Picture this: a vast, digital library, where every book—every piece of information, really—has an address. Now, imagine if, instead of a boring, old alphanumeric system, these addresses were unique combinations of direction and magnitude—like vectors. That's the magic of a vector database.

🔑 Key Terms

To kick things off, here are a few key terms that you'll want to familiarize yourself with:

  • Vector: In the context of a vector database, a vector is a mathematical construct that represents multidimensional data. It's like a super-powered coordinate, capable of pointing to a specific location in a vast sea of information. (However, vectors are generally important in language AI as a whole.)

  • Database: This is the digital library we've been talking about. It's where all your vectors—your data—live. It's organized, searchable, and designed to help you find exactly what you're looking for.

Indexing: This is the process of organizing and mapping your database, creating those vector 'addresses' so you can find your data quickly and efficiently.

❓Why should you care about vector databases? 

Vector databases have become the unsung heroes of RAGs. They provide an efficient, scalable, and flexible way to retrieve semantically relevant information, which is key for the performance of retrieval-augmented generation models.

Not only that, vector databases are the backbone of many modern applications, from search engines to recommendation systems. 

These days, it feels like there is a new open-source Vector DB that comes out every week. And all the traditional databases are scrambling to add vector functionalities to their offerings.

Oh yeah…. and over 150 million dollars in VC cash has been invested in Vector DBs since the start of 2023.

“Although RAG sounds impressive, a system is only as good as its data, and RAG is no exception. . . . So, the duty to keep databases comprehensive and assimilate real-time web content becomes all the more critical.”
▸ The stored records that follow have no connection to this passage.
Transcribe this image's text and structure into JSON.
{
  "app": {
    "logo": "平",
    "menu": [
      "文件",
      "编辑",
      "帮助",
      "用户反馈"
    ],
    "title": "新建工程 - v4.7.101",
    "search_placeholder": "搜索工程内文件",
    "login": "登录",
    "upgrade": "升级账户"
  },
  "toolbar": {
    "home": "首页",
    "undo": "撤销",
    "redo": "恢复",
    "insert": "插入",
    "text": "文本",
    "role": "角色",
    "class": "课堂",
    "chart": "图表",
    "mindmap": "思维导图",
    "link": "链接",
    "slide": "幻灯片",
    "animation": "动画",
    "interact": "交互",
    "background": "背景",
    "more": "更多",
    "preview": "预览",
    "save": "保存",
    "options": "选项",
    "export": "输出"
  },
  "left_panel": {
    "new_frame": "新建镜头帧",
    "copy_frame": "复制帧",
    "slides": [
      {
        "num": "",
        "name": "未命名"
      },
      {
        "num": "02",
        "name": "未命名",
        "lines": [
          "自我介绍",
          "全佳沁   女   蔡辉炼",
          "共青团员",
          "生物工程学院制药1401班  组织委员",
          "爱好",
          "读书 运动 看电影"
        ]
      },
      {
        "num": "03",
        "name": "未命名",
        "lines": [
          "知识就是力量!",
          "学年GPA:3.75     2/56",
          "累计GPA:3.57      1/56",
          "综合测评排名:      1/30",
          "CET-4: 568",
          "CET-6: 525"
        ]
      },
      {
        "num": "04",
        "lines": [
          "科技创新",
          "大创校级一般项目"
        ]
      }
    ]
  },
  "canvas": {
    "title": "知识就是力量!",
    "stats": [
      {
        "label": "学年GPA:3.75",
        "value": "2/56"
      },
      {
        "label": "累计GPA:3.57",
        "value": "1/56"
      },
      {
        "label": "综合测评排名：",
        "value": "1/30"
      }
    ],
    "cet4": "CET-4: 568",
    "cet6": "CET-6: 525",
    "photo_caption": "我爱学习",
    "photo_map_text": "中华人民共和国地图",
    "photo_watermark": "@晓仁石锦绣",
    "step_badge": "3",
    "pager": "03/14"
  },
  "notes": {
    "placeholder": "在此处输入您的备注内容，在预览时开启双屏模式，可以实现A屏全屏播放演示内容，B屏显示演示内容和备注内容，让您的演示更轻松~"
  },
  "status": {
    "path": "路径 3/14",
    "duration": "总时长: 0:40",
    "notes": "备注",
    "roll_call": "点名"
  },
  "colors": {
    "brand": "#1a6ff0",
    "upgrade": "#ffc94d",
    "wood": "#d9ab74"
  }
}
Stephen Oladele, ML Developer Advocate

“The RAG framework provides the model an option to pull accurate information from external sources, meaning that it is less likely to produce incorrect responses that it would have without the external information. RAG also reduces the necessity to update the language model for up to date information. Considering the training cost of GPT-4 reaches up to $100 million, RAG can save some serious financial troubles.”

🤖 Other bits and bytes

  • 🚢 Delving deeper into vectors - Vectors are a crucial part of AI. Whether we’re talking about vector databases or word vectorization, this one key concept of linear algebra is inescapable. To learn more about word vectorization, check out this video, this glossary entry, or this article.

  • 😯 AI and plagiarism - With the advent of RAG comes the superpower of using AI to generate works that would otherwise be accomplished by humans. After all, if you’re a student writing an essay, why do all the research manually when you can get a machine to look up and write everything for you? Our very own Victoria Hseih explores the ethical intersection of technological innovation and educational integrity in this article.

  • 🧠 Knowledge, AI, and education - And while we’re on the topic of education, check out this article from Tife Sanusi. Now that we’re in a world where AI can look up information, we’re one step closer to having machines as educational assistants. Here, Sanusi takes a glimpse into the future—where AI and humans hold hands in the classroom.